* [What to work on] What is needed is an exact copy of the entries below, with the pictures left out.

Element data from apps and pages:
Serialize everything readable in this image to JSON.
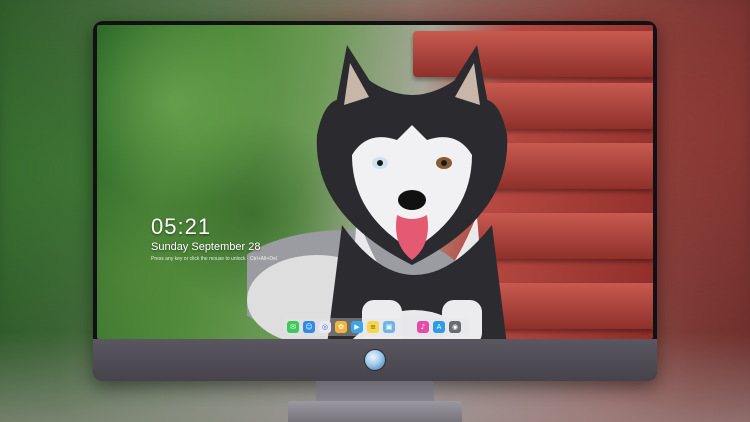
{
  "lock_screen": {
    "time": "05:21",
    "date": "Sunday September 28",
    "notice": "Press any key or click the mouse to unlock · Ctrl+Alt+Del"
  },
  "dock": {
    "left_apps": [
      {
        "icon": "messages-icon",
        "color": "#3cc95a"
      },
      {
        "icon": "finder-icon",
        "color": "#2f8be6"
      },
      {
        "icon": "safari-icon",
        "color": "#e8e8ee"
      },
      {
        "icon": "photos-icon",
        "color": "#f5b43a"
      },
      {
        "icon": "clapper-icon",
        "color": "#3aa6e8"
      },
      {
        "icon": "notes-icon",
        "color": "#f7d64a"
      },
      {
        "icon": "preview-icon",
        "color": "#6fb4e8"
      }
    ],
    "right_apps": [
      {
        "icon": "music-icon",
        "color": "#e64aa8"
      },
      {
        "icon": "app-store-icon",
        "color": "#2f9be8"
      },
      {
        "icon": "camera-icon",
        "color": "#6a6a72"
      }
    ]
  }
}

* [Answer]
Serialize everything readable in this image to JSON.
{
  "lock_screen": {
    "time": "05:21",
    "date": "Sunday September 28",
    "notice": "Press any key or click the mouse to unlock · Ctrl+Alt+Del"
  },
  "dock": {
    "left_apps": [
      {
        "icon": "messages-icon",
        "color": "#3cc95a"
      },
      {
        "icon": "finder-icon",
        "color": "#2f8be6"
      },
      {
        "icon": "safari-icon",
        "color": "#e8e8ee"
      },
      {
        "icon": "photos-icon",
        "color": "#f5b43a"
      },
      {
        "icon": "clapper-icon",
        "color": "#3aa6e8"
      },
      {
        "icon": "notes-icon",
        "color": "#f7d64a"
      },
      {
        "icon": "preview-icon",
        "color": "#6fb4e8"
      }
    ],
    "right_apps": [
      {
        "icon": "music-icon",
        "color": "#e64aa8"
      },
      {
        "icon": "app-store-icon",
        "color": "#2f9be8"
      },
      {
        "icon": "camera-icon",
        "color": "#6a6a72"
      }
    ]
  }
}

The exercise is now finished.